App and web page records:
*** Begin section ***

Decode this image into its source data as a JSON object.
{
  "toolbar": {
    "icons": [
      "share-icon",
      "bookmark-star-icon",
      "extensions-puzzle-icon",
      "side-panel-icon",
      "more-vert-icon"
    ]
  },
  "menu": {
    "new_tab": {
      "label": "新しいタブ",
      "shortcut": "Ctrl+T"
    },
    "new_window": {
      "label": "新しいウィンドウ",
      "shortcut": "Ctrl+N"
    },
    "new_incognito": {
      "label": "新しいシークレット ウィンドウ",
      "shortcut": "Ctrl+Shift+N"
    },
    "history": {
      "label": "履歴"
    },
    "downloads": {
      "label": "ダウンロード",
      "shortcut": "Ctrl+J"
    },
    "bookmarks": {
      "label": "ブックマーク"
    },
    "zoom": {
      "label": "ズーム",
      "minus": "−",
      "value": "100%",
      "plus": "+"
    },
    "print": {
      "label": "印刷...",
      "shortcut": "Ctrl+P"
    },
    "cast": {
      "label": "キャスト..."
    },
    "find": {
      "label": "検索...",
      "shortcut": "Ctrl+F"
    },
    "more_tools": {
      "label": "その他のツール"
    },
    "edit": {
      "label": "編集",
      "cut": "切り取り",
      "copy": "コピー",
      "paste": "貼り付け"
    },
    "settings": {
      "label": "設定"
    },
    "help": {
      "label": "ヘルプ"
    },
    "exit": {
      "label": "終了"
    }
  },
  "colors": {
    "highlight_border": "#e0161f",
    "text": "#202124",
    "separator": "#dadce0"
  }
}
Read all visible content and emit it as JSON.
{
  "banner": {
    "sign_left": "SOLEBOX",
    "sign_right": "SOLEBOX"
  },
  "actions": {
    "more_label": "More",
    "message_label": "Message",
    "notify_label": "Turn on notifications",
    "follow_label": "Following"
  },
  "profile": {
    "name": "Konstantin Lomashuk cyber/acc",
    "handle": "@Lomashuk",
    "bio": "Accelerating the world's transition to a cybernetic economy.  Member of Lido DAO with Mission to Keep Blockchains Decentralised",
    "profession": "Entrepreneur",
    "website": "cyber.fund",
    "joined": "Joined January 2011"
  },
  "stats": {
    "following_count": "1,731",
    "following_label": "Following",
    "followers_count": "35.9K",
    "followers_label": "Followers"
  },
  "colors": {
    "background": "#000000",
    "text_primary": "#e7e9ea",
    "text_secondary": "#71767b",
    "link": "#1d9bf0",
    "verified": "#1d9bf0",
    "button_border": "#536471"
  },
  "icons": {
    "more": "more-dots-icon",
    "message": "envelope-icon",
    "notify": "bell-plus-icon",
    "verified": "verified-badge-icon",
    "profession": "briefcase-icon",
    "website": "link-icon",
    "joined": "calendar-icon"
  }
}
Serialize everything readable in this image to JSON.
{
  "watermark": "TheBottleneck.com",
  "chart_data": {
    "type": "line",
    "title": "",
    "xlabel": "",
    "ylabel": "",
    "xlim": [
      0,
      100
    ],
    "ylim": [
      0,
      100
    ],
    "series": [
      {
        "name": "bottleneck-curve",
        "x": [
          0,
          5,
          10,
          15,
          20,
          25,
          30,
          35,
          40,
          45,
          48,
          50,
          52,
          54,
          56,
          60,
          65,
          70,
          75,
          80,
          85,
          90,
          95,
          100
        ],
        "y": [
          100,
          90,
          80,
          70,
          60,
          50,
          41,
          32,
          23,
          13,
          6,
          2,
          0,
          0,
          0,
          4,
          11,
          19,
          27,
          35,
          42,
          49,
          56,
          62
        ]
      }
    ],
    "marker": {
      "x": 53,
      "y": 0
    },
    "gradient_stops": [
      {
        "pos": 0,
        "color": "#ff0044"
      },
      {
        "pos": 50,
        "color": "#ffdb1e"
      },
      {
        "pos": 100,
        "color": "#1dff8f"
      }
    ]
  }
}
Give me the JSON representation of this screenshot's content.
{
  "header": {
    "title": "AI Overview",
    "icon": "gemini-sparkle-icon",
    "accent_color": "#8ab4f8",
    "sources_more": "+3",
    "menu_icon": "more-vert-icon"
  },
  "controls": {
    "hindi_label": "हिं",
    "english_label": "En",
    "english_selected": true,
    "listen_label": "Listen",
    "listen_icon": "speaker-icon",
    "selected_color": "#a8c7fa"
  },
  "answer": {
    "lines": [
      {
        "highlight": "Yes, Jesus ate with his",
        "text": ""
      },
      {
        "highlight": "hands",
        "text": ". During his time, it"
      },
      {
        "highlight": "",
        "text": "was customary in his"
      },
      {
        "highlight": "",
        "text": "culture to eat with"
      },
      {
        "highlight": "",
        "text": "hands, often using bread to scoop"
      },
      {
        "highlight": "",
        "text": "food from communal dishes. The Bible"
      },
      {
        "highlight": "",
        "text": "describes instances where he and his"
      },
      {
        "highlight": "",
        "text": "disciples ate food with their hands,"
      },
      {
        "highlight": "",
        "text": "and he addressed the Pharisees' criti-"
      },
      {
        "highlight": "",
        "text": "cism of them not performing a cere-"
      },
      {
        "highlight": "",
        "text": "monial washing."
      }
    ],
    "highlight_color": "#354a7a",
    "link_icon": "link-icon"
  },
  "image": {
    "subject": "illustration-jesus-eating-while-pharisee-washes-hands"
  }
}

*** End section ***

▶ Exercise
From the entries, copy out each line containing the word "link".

▶ Answer space
    "link": "#1d9bf0",
    "website": "link-icon",
    "link_icon": "link-icon"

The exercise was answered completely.